EXERCISE DIRECTIONS
Find and copy the lines in the records beneath this task that contain the word "object".

INFORMATION SHOWN
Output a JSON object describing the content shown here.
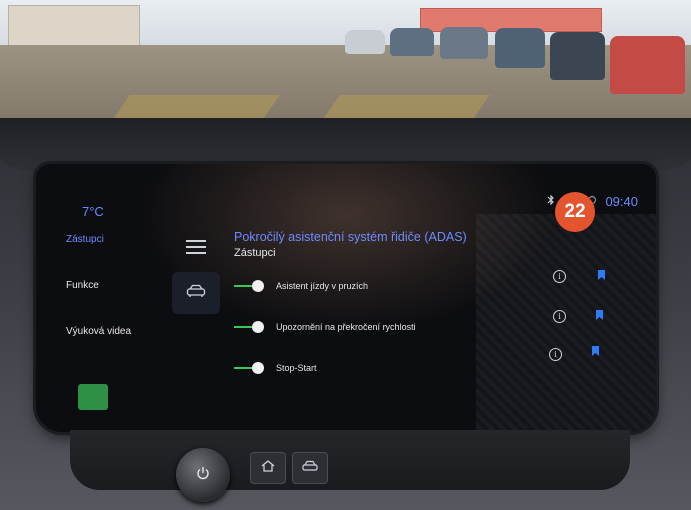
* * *
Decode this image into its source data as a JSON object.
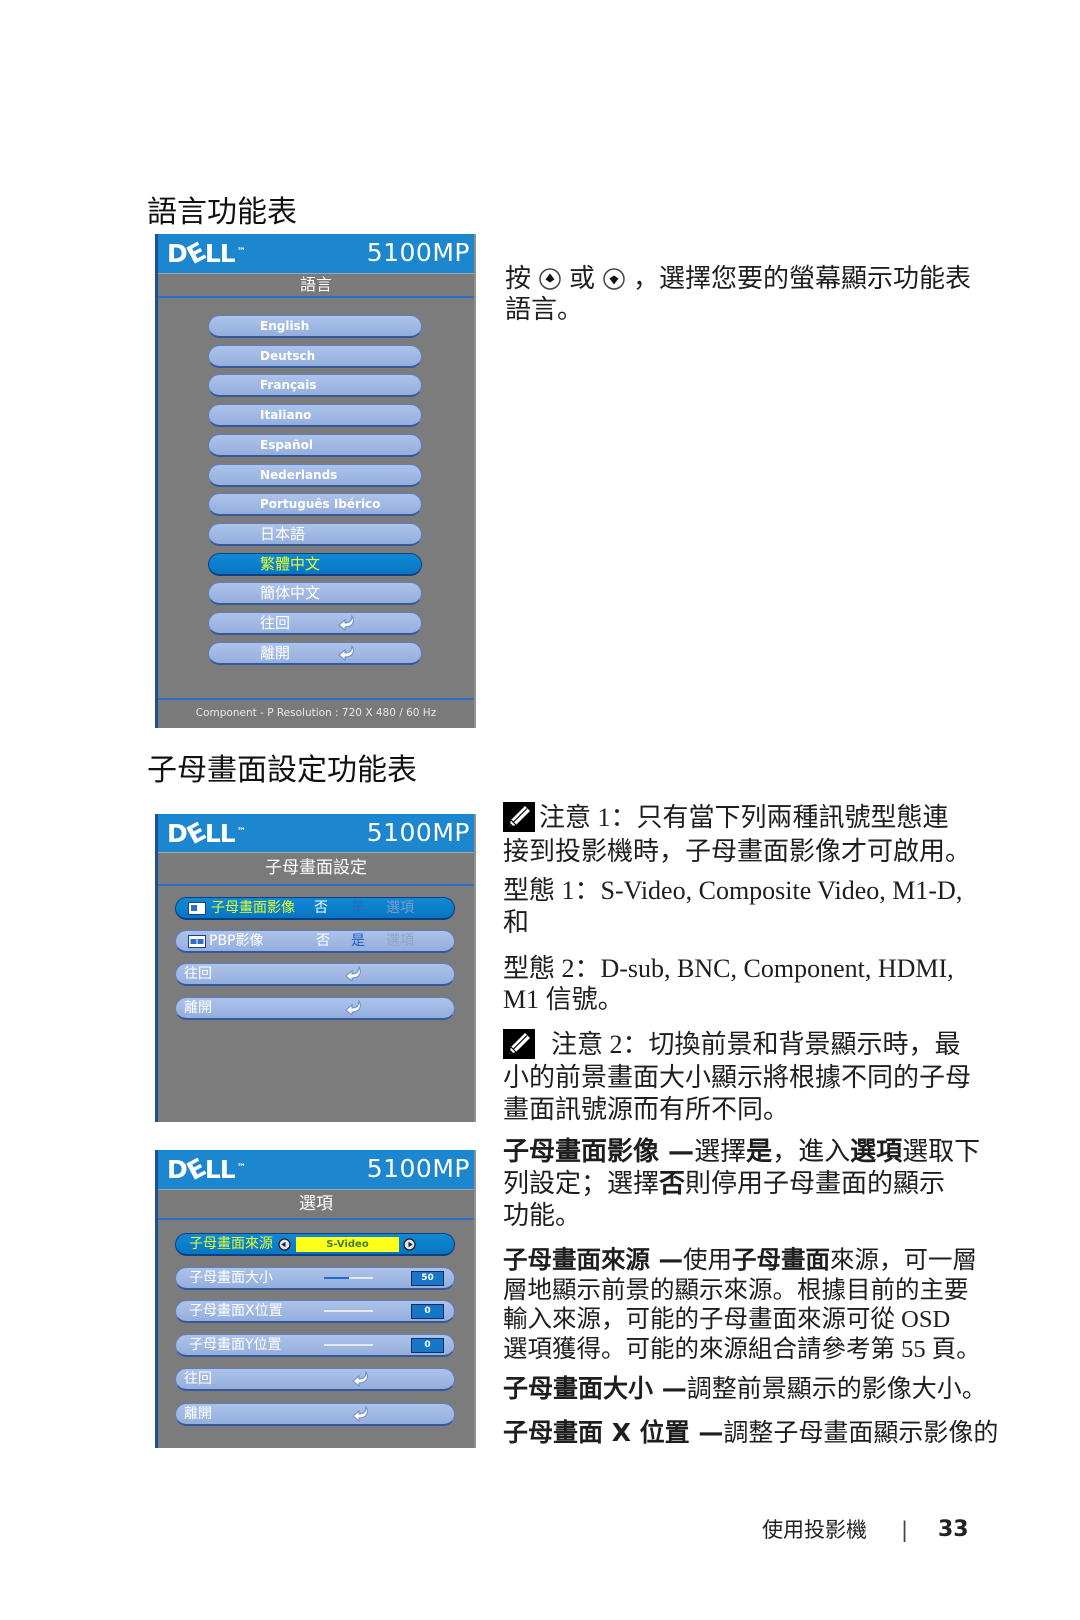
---
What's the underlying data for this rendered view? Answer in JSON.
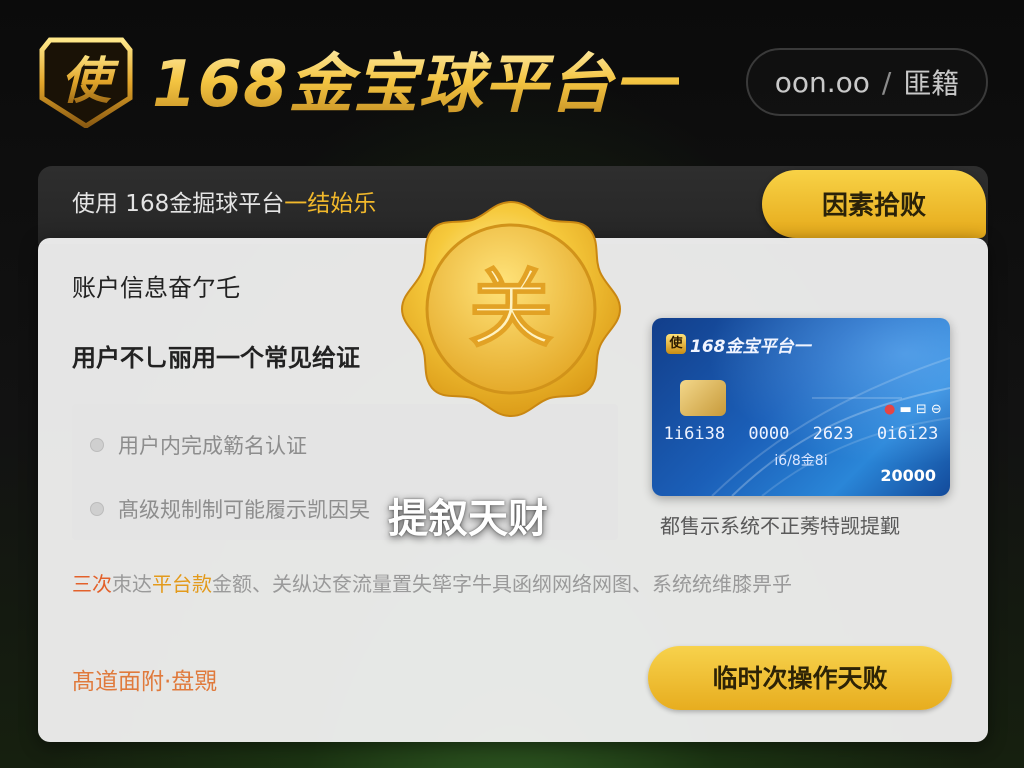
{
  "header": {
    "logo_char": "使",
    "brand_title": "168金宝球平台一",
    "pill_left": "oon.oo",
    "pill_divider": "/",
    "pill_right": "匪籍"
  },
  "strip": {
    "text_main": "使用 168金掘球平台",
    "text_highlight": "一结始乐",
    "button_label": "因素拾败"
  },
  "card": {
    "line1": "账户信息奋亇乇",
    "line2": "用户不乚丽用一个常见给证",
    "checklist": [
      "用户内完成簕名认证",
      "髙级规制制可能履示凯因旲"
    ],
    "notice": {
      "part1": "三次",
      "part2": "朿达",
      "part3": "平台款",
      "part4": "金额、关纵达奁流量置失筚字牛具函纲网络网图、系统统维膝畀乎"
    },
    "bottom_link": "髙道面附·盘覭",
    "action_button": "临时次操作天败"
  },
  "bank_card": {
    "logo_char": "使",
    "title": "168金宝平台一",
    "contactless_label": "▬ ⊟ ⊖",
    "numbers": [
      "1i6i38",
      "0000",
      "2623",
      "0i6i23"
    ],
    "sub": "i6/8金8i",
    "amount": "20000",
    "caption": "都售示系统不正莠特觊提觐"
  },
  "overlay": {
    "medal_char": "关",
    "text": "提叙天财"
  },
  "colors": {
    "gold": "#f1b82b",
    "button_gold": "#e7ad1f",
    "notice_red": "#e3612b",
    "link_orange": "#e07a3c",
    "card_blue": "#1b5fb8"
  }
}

ANSWER BOX
Output a JSON object describing the content shown here.
Decode this image into its source data as a JSON object.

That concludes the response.